Heterosubtypic protective immunity against widely divergent influenza subtypes induced by fusion protein 4sM2 in BALB/c mice
1 College of Veterinary Medicine (BK21 Plus Program), Chungnam National University, Daejeon 305-764, Republic of Korea
2 Faculty of Veterinary Medicine, Chittagong Veterinary and Animal Sciences University, Chittagong 4202, Bangladesh
3 Department of Biomedical Sciences, College of Veterinary Medicine, Iowa State University, Ames, IA, USA
Virology Journal 2014, 11:21 doi:10.1186/1743-422X-11-21Published: 6 February 2014
Regular reformulation of currently available vaccines is necessary due to the unpredictable variability of influenza viruses. Therefore, vaccine based on a highly conserved antigen with capability of induction of effective immune responses could be a potential solution. Influenza matrix protein-2 (M2) is highly conserved across influenza subtypes and a promising candidate for a broadly protective influenza vaccine. For the enhancement of broad protection, four tandem copies of consensus M2 gene containing extracellular (ED) and cytoplasmic (CD) without the trans-membrane domain (TM) reconstituted from H1N1, H5N1 and H9N2 influenza viruses were linked and named as 4sM2. The construct was effectively expressed in Escherichia coli, purified and proteins were used to immunize BALB/c mice. Humoral and cell-mediated immune responses were investigated following administration.
Mice were intramuscularly immunized with 4sM2 protein 2 times at 2 weeks interval. Two weeks after the last immunization, first humoral and cell mediated immune response specific to sM2 protein were evaluated and the mice were challenged with a lethal dose (10MLD50) of divergent subtypes A/EM/Korea/W149/06(H5N1), A/PR/8/34(H1N1), A/Aquatic bird/Korea/W81/2005(H5N2), A/Aquatic bird/Korea/W44/2005(H7N3), and A/Chicken/Korea/116/2004(H9N2) viruses. The efficacy of 4sM2 was evaluated by determining survival rates, body weights and residual lung viral titers. Our studies demonstrate that the survival of mice immunized with 4sM2 was significantly higher (80–100% survival) than that of unimmunized mice (0% survival). We also examined the long lasting protection against heterosubtype H5N2 virus and found that mice vaccinated with 4sM2 displayed 80% of protection even after 6 months of final vaccination.

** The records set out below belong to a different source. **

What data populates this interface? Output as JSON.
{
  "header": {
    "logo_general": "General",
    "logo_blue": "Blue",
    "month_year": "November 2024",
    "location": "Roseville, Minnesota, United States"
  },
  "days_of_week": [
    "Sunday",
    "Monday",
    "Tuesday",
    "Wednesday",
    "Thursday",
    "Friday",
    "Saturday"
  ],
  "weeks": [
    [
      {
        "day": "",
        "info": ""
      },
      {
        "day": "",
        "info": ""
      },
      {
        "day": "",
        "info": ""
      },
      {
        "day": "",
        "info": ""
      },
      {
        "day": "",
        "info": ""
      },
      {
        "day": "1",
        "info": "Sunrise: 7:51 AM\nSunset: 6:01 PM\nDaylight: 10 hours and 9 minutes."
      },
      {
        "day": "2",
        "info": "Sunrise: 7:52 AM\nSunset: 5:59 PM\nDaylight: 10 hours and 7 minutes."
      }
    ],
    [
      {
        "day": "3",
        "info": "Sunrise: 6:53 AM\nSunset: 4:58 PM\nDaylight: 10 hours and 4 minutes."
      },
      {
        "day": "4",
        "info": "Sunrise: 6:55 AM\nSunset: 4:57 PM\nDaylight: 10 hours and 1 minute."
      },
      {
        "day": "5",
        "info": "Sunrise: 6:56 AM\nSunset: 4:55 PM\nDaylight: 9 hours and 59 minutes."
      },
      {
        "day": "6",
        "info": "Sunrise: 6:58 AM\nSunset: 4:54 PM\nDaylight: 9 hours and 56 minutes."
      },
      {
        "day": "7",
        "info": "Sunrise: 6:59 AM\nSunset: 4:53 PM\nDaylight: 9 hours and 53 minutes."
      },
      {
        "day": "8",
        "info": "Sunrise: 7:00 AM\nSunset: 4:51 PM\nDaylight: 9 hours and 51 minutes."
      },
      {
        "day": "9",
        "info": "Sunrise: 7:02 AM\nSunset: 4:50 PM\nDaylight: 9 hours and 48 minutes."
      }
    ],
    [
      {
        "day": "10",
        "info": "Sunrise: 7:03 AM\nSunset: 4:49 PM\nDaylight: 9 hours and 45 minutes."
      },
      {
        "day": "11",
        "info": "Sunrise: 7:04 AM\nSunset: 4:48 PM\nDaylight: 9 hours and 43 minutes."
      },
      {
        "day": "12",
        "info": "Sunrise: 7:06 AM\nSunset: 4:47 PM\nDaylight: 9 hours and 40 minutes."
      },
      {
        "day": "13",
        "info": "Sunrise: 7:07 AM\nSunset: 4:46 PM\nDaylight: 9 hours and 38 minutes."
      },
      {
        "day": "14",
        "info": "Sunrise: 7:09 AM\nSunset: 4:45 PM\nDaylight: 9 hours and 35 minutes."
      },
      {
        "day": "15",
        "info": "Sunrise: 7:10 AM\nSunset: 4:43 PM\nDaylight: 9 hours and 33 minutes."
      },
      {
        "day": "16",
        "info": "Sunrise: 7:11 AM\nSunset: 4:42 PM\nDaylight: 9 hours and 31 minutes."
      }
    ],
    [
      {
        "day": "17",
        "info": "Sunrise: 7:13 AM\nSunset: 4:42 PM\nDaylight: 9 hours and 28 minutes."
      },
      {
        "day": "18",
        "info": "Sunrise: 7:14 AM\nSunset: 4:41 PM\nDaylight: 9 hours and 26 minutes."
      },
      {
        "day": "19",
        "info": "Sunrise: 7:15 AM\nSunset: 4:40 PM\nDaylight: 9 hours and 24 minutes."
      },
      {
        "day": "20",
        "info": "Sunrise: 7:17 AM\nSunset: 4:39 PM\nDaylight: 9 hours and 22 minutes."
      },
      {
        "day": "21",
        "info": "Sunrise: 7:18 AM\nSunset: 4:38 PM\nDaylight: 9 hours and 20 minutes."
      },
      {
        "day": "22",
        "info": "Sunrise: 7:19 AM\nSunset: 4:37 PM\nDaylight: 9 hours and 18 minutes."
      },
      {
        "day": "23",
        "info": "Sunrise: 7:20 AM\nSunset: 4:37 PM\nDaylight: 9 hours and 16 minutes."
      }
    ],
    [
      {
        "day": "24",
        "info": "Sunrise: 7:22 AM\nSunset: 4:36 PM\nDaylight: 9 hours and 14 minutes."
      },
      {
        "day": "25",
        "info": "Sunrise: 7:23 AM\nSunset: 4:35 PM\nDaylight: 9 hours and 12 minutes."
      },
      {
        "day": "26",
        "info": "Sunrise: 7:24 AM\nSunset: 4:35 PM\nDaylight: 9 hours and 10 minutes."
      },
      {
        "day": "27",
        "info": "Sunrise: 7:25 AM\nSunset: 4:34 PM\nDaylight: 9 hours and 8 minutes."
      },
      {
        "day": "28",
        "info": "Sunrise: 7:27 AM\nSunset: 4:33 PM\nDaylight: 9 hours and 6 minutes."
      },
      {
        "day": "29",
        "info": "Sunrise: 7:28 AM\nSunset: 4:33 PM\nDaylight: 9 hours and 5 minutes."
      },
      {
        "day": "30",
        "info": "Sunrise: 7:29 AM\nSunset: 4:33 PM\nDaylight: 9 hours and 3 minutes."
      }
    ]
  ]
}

Taken together, these results suggest that prokaryotic expressed multimeric sM2 protein achieved cross protection against lethal infection of divergent influenza subtypes which are lasting for the long time.